> [What is required]:
Write out the data exactly, keeping every line.
......
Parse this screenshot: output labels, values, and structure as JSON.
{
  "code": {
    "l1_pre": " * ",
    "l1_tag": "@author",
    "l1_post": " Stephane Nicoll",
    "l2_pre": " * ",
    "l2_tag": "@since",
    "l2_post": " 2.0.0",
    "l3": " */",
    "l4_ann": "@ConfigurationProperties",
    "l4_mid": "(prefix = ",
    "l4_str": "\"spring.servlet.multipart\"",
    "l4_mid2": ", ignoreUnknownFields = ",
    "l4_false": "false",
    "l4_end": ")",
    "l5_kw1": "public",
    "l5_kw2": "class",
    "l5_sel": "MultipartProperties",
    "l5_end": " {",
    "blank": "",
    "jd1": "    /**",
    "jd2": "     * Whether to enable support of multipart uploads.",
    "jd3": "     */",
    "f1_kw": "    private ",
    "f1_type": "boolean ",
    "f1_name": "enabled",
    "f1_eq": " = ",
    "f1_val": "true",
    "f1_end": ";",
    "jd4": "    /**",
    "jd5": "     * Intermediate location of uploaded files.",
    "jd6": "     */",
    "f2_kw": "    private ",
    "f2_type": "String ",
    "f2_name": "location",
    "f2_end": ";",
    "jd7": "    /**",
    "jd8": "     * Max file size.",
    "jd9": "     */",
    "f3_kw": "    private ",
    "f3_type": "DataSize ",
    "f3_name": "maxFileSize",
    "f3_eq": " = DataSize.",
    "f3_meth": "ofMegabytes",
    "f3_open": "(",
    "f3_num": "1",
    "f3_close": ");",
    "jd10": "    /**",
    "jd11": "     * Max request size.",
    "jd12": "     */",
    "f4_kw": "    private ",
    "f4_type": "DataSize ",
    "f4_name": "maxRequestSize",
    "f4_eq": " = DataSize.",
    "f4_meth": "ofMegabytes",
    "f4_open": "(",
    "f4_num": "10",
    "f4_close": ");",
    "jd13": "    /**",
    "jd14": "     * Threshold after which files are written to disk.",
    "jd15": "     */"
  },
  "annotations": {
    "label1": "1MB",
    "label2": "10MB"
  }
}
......
> [Reply]:
Parse this screenshot: output labels, values, and structure as JSON.
{
  "code": {
    "l1_pre": " * ",
    "l1_tag": "@author",
    "l1_post": " Stephane Nicoll",
    "l2_pre": " * ",
    "l2_tag": "@since",
    "l2_post": " 2.0.0",
    "l3": " */",
    "l4_ann": "@ConfigurationProperties",
    "l4_mid": "(prefix = ",
    "l4_str": "\"spring.servlet.multipart\"",
    "l4_mid2": ", ignoreUnknownFields = ",
    "l4_false": "false",
    "l4_end": ")",
    "l5_kw1": "public",
    "l5_kw2": "class",
    "l5_sel": "MultipartProperties",
    "l5_end": " {",
    "blank": "",
    "jd1": "    /**",
    "jd2": "     * Whether to enable support of multipart uploads.",
    "jd3": "     */",
    "f1_kw": "    private ",
    "f1_type": "boolean ",
    "f1_name": "enabled",
    "f1_eq": " = ",
    "f1_val": "true",
    "f1_end": ";",
    "jd4": "    /**",
    "jd5": "     * Intermediate location of uploaded files.",
    "jd6": "     */",
    "f2_kw": "    private ",
    "f2_type": "String ",
    "f2_name": "location",
    "f2_end": ";",
    "jd7": "    /**",
    "jd8": "     * Max file size.",
    "jd9": "     */",
    "f3_kw": "    private ",
    "f3_type": "DataSize ",
    "f3_name": "maxFileSize",
    "f3_eq": " = DataSize.",
    "f3_meth": "ofMegabytes",
    "f3_open": "(",
    "f3_num": "1",
    "f3_close": ");",
    "jd10": "    /**",
    "jd11": "     * Max request size.",
    "jd12": "     */",
    "f4_kw": "    private ",
    "f4_type": "DataSize ",
    "f4_name": "maxRequestSize",
    "f4_eq": " = DataSize.",
    "f4_meth": "ofMegabytes",
    "f4_open": "(",
    "f4_num": "10",
    "f4_close": ");",
    "jd13": "    /**",
    "jd14": "     * Threshold after which files are written to disk.",
    "jd15": "     */"
  },
  "annotations": {
    "label1": "1MB",
    "label2": "10MB"
  }
}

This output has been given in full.